The Governor of Texas might not like Hamer's expense report with this gun buying spree, but those guns certainly proved their effectiveness when Hamer's posse ambushed Bonnie and Clyde and turned them and their car into a bullet-riddled mess.

Hamer also just barely made his purchases before the passage of The National Firearms Act Of 1934 that regulates fully automatic weapons, suppressors, short-barreled rifles and shotguns, and destructive devices such as bombs or grenades. The NFA was subsequently modified in 1968 by the Gun Control Act and in 1986 by the Firearm Owners Protection Act. The NFA imposes a tax of $200 for people who want to legally purchase the prohibited items. That $200 might not sound like much, but adjusted for inflation, it's approximately $3,500. Good thing this tax was not pinned to inflation!
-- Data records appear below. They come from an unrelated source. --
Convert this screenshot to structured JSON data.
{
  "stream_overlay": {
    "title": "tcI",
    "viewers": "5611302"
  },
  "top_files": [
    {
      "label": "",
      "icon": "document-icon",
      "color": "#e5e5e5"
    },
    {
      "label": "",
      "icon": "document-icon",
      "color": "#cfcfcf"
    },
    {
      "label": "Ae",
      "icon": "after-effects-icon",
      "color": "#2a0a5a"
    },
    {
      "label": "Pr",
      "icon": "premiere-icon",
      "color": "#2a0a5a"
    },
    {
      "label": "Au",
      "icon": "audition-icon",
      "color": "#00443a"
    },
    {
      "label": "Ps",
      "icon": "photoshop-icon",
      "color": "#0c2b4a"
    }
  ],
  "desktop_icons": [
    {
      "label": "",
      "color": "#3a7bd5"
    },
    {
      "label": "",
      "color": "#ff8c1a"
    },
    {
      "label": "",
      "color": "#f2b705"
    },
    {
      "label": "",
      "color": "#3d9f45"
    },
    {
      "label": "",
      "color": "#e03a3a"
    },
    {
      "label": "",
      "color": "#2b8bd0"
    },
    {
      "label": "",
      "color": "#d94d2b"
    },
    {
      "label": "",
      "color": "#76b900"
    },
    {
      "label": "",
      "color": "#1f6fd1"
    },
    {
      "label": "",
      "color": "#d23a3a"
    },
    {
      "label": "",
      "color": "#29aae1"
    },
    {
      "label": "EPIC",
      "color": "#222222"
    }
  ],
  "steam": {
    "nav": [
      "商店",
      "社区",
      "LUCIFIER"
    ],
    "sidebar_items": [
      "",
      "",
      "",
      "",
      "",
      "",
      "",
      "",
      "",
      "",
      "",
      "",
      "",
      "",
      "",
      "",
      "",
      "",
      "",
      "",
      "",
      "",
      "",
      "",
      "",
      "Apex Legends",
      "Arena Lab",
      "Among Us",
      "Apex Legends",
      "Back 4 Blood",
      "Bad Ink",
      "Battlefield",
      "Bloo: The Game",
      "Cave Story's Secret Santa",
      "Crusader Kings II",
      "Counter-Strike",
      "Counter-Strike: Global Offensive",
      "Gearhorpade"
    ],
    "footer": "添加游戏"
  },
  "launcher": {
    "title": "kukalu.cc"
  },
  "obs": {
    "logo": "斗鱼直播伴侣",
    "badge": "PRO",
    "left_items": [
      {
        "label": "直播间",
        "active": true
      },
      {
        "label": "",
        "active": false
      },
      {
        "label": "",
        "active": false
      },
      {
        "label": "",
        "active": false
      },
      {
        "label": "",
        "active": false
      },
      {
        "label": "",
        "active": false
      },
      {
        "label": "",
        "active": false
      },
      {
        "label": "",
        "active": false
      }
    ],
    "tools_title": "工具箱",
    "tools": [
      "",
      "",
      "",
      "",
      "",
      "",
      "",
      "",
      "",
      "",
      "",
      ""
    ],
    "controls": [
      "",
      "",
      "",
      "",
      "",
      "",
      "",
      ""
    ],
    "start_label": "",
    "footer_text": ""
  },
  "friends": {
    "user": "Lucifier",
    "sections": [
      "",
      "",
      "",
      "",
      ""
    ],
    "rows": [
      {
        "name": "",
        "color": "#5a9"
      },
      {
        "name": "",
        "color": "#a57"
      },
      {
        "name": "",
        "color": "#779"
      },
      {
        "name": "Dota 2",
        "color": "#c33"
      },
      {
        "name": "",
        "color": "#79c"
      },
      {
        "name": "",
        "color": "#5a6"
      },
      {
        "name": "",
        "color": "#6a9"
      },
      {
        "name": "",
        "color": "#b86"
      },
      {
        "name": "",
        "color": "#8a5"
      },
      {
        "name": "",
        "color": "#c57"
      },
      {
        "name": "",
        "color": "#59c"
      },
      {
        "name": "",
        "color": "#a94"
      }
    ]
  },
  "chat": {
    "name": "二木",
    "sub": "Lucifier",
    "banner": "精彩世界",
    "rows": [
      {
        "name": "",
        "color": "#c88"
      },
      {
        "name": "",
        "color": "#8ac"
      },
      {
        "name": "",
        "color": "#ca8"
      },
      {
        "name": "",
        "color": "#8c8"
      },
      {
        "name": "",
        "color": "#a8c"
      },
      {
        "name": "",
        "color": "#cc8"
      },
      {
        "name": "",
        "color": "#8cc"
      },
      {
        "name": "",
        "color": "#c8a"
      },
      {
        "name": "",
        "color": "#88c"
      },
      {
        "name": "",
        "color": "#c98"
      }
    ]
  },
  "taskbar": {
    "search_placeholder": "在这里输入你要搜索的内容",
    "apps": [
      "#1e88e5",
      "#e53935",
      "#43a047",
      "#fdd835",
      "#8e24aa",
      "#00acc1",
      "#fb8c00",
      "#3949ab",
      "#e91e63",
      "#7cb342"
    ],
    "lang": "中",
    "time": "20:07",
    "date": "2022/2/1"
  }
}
The Highwaymen 2019- Buying All Guns!- Scene https://youtu.be/h2f_jW06Rtw
http://www.imfdb.org/wiki/Highwaymen,_The - movie firearms database
>> No. 108389 ID: 67cd4b
  The Highwaymen 2019 final shootout scene HD 1080p https://youtu.be/iJWOLjdKdGk
This scene was filmed at the exact same place in Louisiana that this actual event occurred. The film makers had to spread dirt over the now-paved road and plant more trees to make it more like it was in 1934.
>> No. 108390 ID: 67cd4b
  Timewatch - The Real Bonnie and Clyde https://youtu.be/cRYp6Xos79k
>> No. 108391 ID: 67cd4b
  Bonnie and Clyde (1967)
Starring Warren Beatty & Faye Dunaway
>> No. 108395 ID: 51b0a9

The best BAR film is still "The Sand Pebbles". Steve McQueen kew his way around a M1918.
[Return] [Entire Thread] [Last 50 posts] [First 100 posts]

Delete post []
Report post